On Saturday, the Desmonds will be manning a "Make Your Own Button" booth at the Tampa Pride street festival in support of PFLAG's mission.
"We bought a button maker and we've made tons of them in the past from, 'I'm proud of my gay son,' to 'I'm proud of my gay dog'," Nancy said. "We only ask for a donation and people really like them. This year, we're going to let people tell us what they want their buttons to say on top of the ones we already sell."
In Saturday's parade, they'll be marching in neon yellow and orange T-shirts with PFLAG Tampa and getting the same reception as rock stars.
"People scream and wave when we're walking by because this organization has helped so many people," Nancy said. "People love the flag, but I think we're a close second."

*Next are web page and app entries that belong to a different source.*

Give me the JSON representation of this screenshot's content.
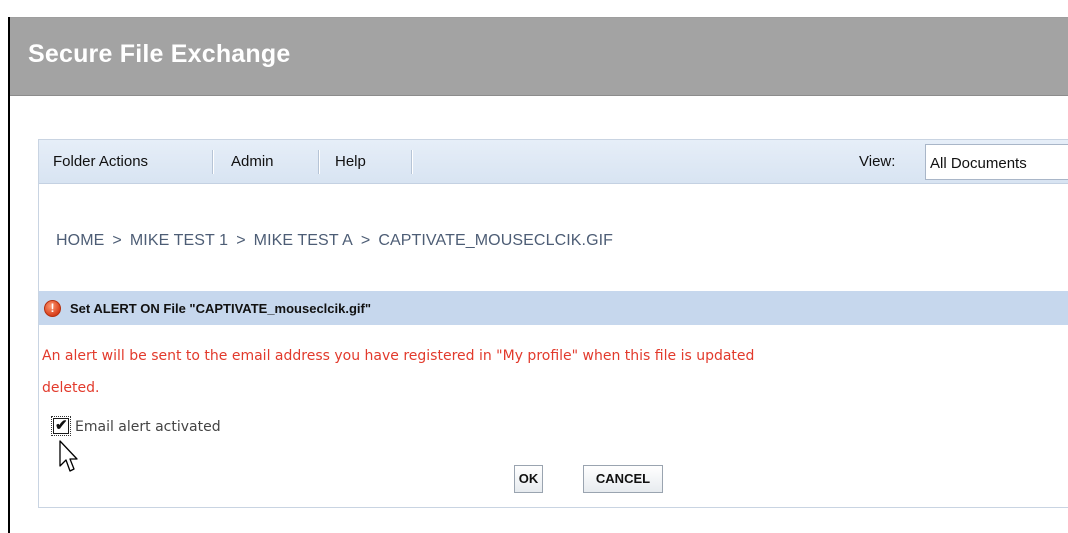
{
  "app": {
    "title": "Secure File Exchange"
  },
  "menu": {
    "items": [
      {
        "label": "Folder Actions"
      },
      {
        "label": "Admin"
      },
      {
        "label": "Help"
      }
    ],
    "view_label": "View:",
    "view_value": "All Documents"
  },
  "breadcrumb": {
    "items": [
      "HOME",
      "MIKE TEST 1",
      "MIKE TEST A",
      "CAPTIVATE_MOUSECLCIK.GIF"
    ],
    "separator": ">"
  },
  "alert": {
    "title": "Set ALERT ON File \"CAPTIVATE_mouseclcik.gif\"",
    "message_line1": "An alert will be sent to the email address you have registered in \"My profile\" when this file is updated",
    "message_line2": "deleted.",
    "icon": "alert-icon"
  },
  "checkbox": {
    "label": "Email alert activated",
    "checked": true
  },
  "buttons": {
    "ok": "OK",
    "cancel": "CANCEL"
  },
  "colors": {
    "header_bg": "#a3a3a3",
    "toolbar_bg": "#dde7f4",
    "alert_bar_bg": "#c6d7ed",
    "message_text": "#e23a2c",
    "breadcrumb_text": "#4d5d75"
  }
}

Contact Robbyn Mitchell at (813) 226-3373 or email@example.com. Follow @RMitchellTimes.